Activity >> Every line below must be reproduced exactly; no pictures are to be included.

------ Data records ------

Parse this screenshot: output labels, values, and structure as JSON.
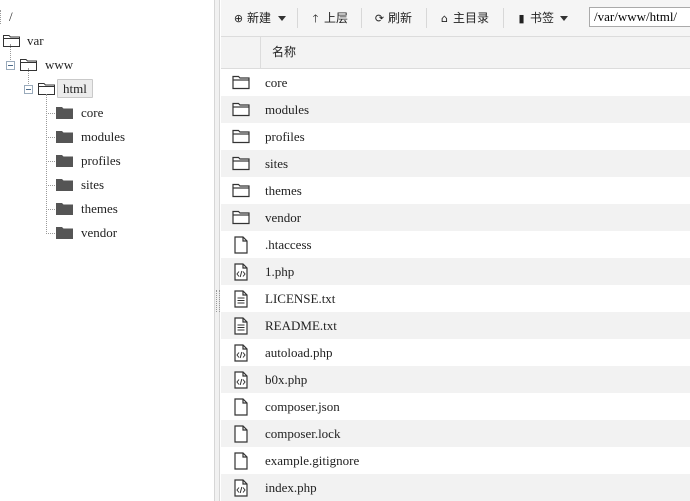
{
  "tree": {
    "root_label": "/",
    "nodes": [
      {
        "label": "var"
      },
      {
        "label": "www"
      },
      {
        "label": "html"
      }
    ],
    "children": [
      {
        "label": "core"
      },
      {
        "label": "modules"
      },
      {
        "label": "profiles"
      },
      {
        "label": "sites"
      },
      {
        "label": "themes"
      },
      {
        "label": "vendor"
      }
    ]
  },
  "toolbar": {
    "new_label": "新建",
    "up_label": "上层",
    "refresh_label": "刷新",
    "home_label": "主目录",
    "bookmark_label": "书签",
    "path_value": "/var/www/html/"
  },
  "list": {
    "name_header": "名称",
    "files": [
      {
        "name": "core",
        "icon": "folder-icon"
      },
      {
        "name": "modules",
        "icon": "folder-icon"
      },
      {
        "name": "profiles",
        "icon": "folder-icon"
      },
      {
        "name": "sites",
        "icon": "folder-icon"
      },
      {
        "name": "themes",
        "icon": "folder-icon"
      },
      {
        "name": "vendor",
        "icon": "folder-icon"
      },
      {
        "name": ".htaccess",
        "icon": "file-icon"
      },
      {
        "name": "1.php",
        "icon": "code-file-icon"
      },
      {
        "name": "LICENSE.txt",
        "icon": "text-file-icon"
      },
      {
        "name": "README.txt",
        "icon": "text-file-icon"
      },
      {
        "name": "autoload.php",
        "icon": "code-file-icon"
      },
      {
        "name": "b0x.php",
        "icon": "code-file-icon"
      },
      {
        "name": "composer.json",
        "icon": "file-icon"
      },
      {
        "name": "composer.lock",
        "icon": "file-icon"
      },
      {
        "name": "example.gitignore",
        "icon": "file-icon"
      },
      {
        "name": "index.php",
        "icon": "code-file-icon"
      }
    ]
  },
  "colors": {
    "toolbar_bg": "#f5f5f5",
    "row_alt_bg": "#f2f2f2",
    "selected_node_bg": "#ececec"
  }
}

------

Answer for the task >>
Parse this screenshot: output labels, values, and structure as JSON.
{
  "tree": {
    "root_label": "/",
    "nodes": [
      {
        "label": "var"
      },
      {
        "label": "www"
      },
      {
        "label": "html"
      }
    ],
    "children": [
      {
        "label": "core"
      },
      {
        "label": "modules"
      },
      {
        "label": "profiles"
      },
      {
        "label": "sites"
      },
      {
        "label": "themes"
      },
      {
        "label": "vendor"
      }
    ]
  },
  "toolbar": {
    "new_label": "新建",
    "up_label": "上层",
    "refresh_label": "刷新",
    "home_label": "主目录",
    "bookmark_label": "书签",
    "path_value": "/var/www/html/"
  },
  "list": {
    "name_header": "名称",
    "files": [
      {
        "name": "core",
        "icon": "folder-icon"
      },
      {
        "name": "modules",
        "icon": "folder-icon"
      },
      {
        "name": "profiles",
        "icon": "folder-icon"
      },
      {
        "name": "sites",
        "icon": "folder-icon"
      },
      {
        "name": "themes",
        "icon": "folder-icon"
      },
      {
        "name": "vendor",
        "icon": "folder-icon"
      },
      {
        "name": ".htaccess",
        "icon": "file-icon"
      },
      {
        "name": "1.php",
        "icon": "code-file-icon"
      },
      {
        "name": "LICENSE.txt",
        "icon": "text-file-icon"
      },
      {
        "name": "README.txt",
        "icon": "text-file-icon"
      },
      {
        "name": "autoload.php",
        "icon": "code-file-icon"
      },
      {
        "name": "b0x.php",
        "icon": "code-file-icon"
      },
      {
        "name": "composer.json",
        "icon": "file-icon"
      },
      {
        "name": "composer.lock",
        "icon": "file-icon"
      },
      {
        "name": "example.gitignore",
        "icon": "file-icon"
      },
      {
        "name": "index.php",
        "icon": "code-file-icon"
      }
    ]
  },
  "colors": {
    "toolbar_bg": "#f5f5f5",
    "row_alt_bg": "#f2f2f2",
    "selected_node_bg": "#ececec"
  }
}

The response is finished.